|This article does not cite any references or sources. (April 2008)|
Tutnese or Double Dutch is a language game primarily used in English, although the rules can be easily modified to apply to almost any language. Tutnese is usually used by children, who use it to converse in (perceived) privacy from adults (or vice versa); by members of historically marginalized minority groups for the same reason when in the presence of authority figures such as police ("pupolulisus" or "pizolizice"); or simply for amusement and humor.
|Letter||Possible syllables||Letter||Possible syllables||Letter||Possible syllables|
|F||Fuf, Fud||N||Nun||W||Wack, Wash|
|G||Gug||P||Pub, pup||X||Ex, xux|
|H||Hash, hutch||Q||Quack, queue||Y||Yub, yuck|

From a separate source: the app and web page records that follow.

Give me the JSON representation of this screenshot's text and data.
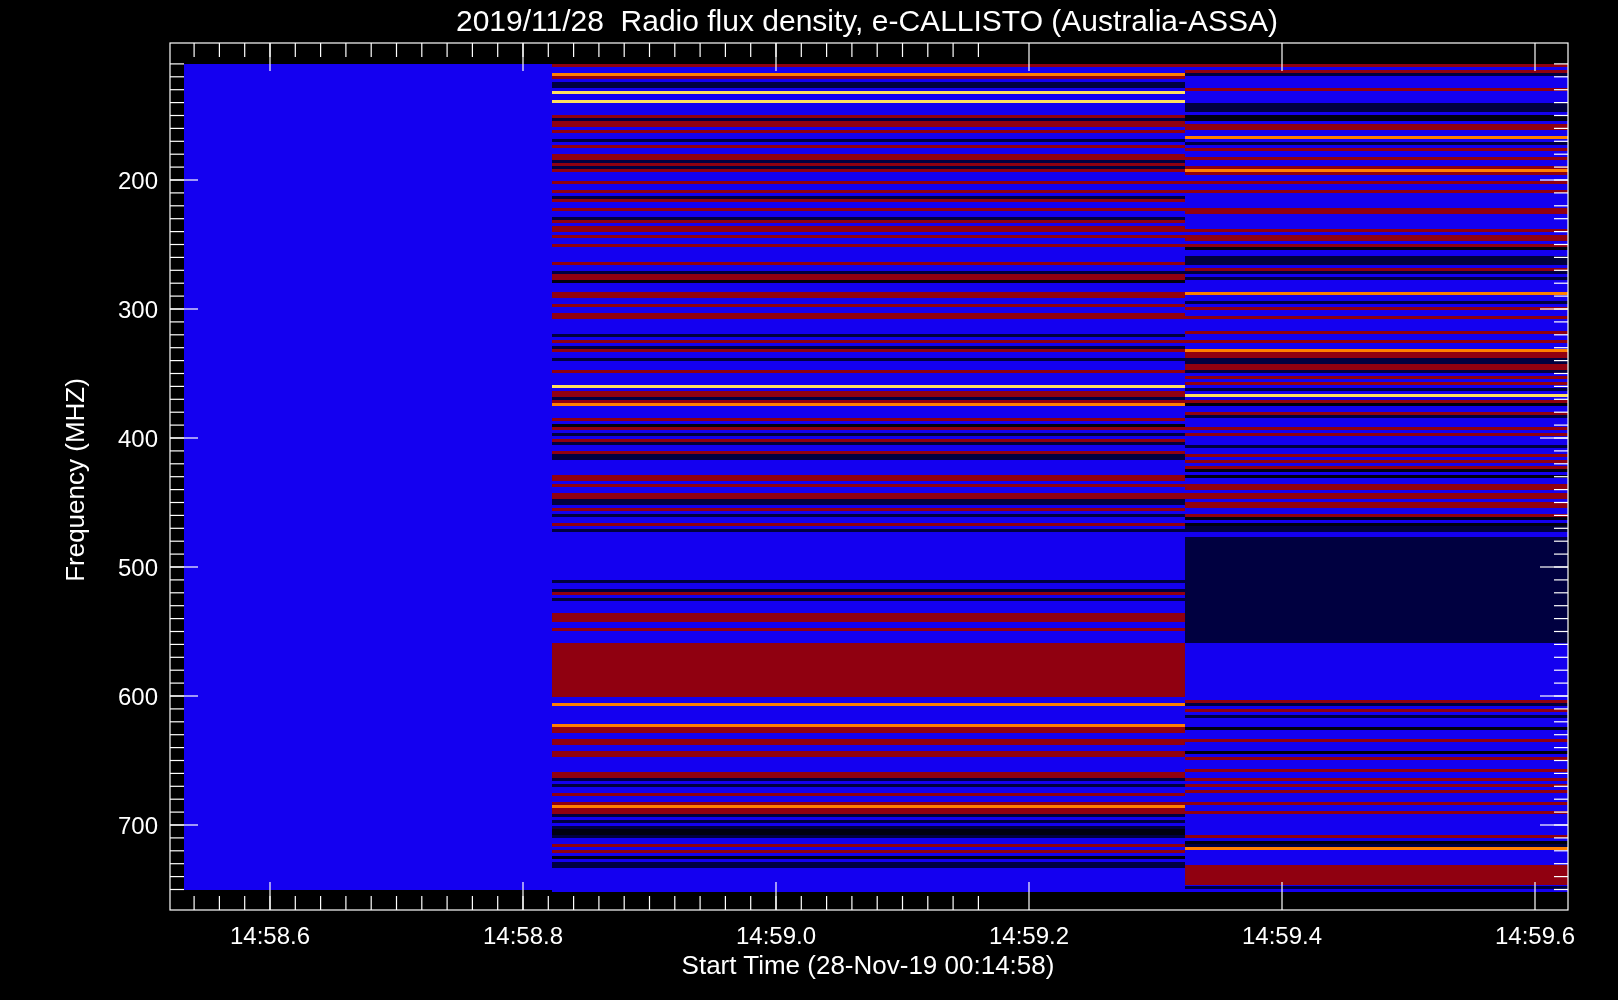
{
  "title": "2019/11/28  Radio flux density, e-CALLISTO (Australia-ASSA)",
  "y_axis": {
    "label": "Frequency (MHZ)",
    "ticks": [
      "200",
      "300",
      "400",
      "500",
      "600",
      "700"
    ]
  },
  "x_axis": {
    "label": "Start Time (28-Nov-19 00:14:58)",
    "ticks": [
      "14:58.6",
      "14:58.8",
      "14:59.0",
      "14:59.2",
      "14:59.4",
      "14:59.6"
    ]
  }
}
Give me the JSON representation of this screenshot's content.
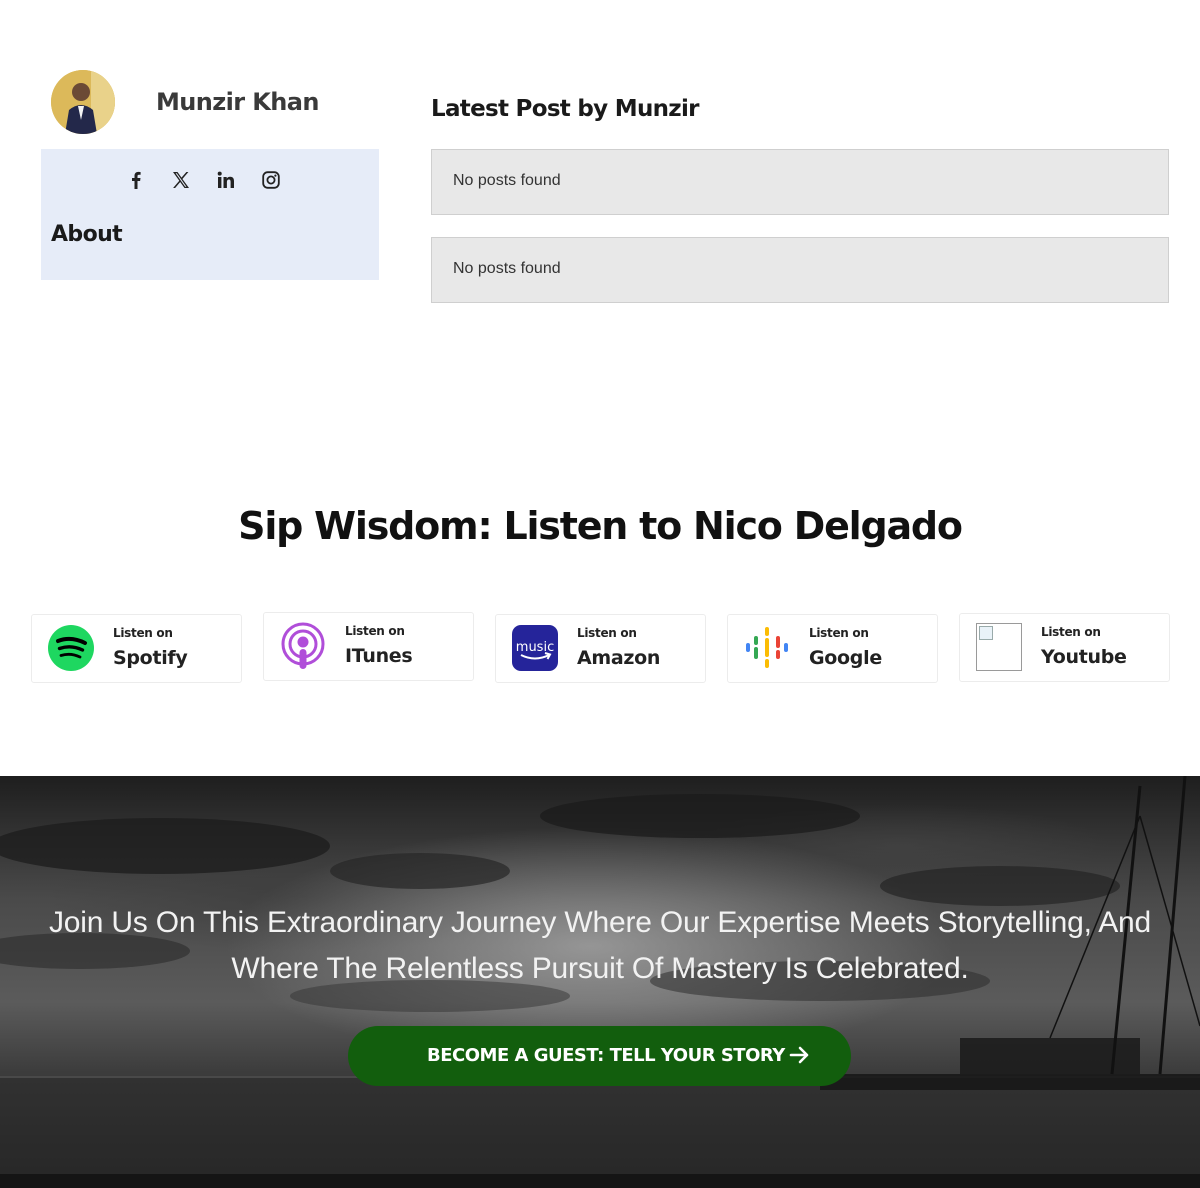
{
  "author": {
    "name": "Munzir Khan",
    "about_title": "About",
    "socials": [
      {
        "icon": "facebook-icon"
      },
      {
        "icon": "x-twitter-icon"
      },
      {
        "icon": "linkedin-icon"
      },
      {
        "icon": "instagram-icon"
      }
    ]
  },
  "latest": {
    "title": "Latest Post by Munzir",
    "posts": [
      {
        "text": "No posts found"
      },
      {
        "text": "No posts found"
      }
    ]
  },
  "listen": {
    "heading": "Sip Wisdom: Listen to Nico Delgado",
    "platforms": [
      {
        "small": "Listen on",
        "name": "Spotify",
        "icon": "spotify-icon",
        "color": "#1ed760"
      },
      {
        "small": "Listen on",
        "name": "ITunes",
        "icon": "apple-podcasts-icon",
        "color": "#b04ed9"
      },
      {
        "small": "Listen on",
        "name": "Amazon",
        "icon": "amazon-music-icon",
        "color": "#25249a"
      },
      {
        "small": "Listen on",
        "name": "Google",
        "icon": "google-podcasts-icon",
        "color": "#4285f4"
      },
      {
        "small": "Listen on",
        "name": "Youtube",
        "icon": "broken-image-icon"
      }
    ]
  },
  "cta": {
    "text": "Join Us On This Extraordinary Journey Where Our Expertise Meets Storytelling, And Where The Relentless Pursuit Of Mastery Is Celebrated.",
    "button_label": "BECOME A GUEST: TELL YOUR STORY",
    "button_color": "#125e0d"
  }
}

|J||Jay, jug||R||Rug, rur||Z||Zub, zug|
Word Example: "Tree" becomes "Tutrugee". Sentence Example: "I took a walk to the park yesterday" becomes "I tutookuck a wackalulkuck tuto tuthashe pubarugkuck yubesustuterugdudayub".
Double letters in a word, rather than being repeated, are preceded by the syllable squa to indicate doubling. When the double letter begins with a vowel sound, in addition to the squa the letter name is pronounced as if it began with a T — thus OO would be spoken as squa-toh.
While spaces between words are always ignored, at least one "dialect" requires that the first syllable of the name of any given punctuation mark be spoken, thus a full stop (period) is 'Per', a question mark is 'Que' ('Kway' or 'Kay', varies), and a comma is 'Com'.
This game appears to have been invented and used by black slaves in the American south, to teach spelling and conceal what they said, at a time when literacy among slaves was forbidden
There is a version used in some parts of the USA called Yuckish or Yukkish, which uses more or less the same constructs.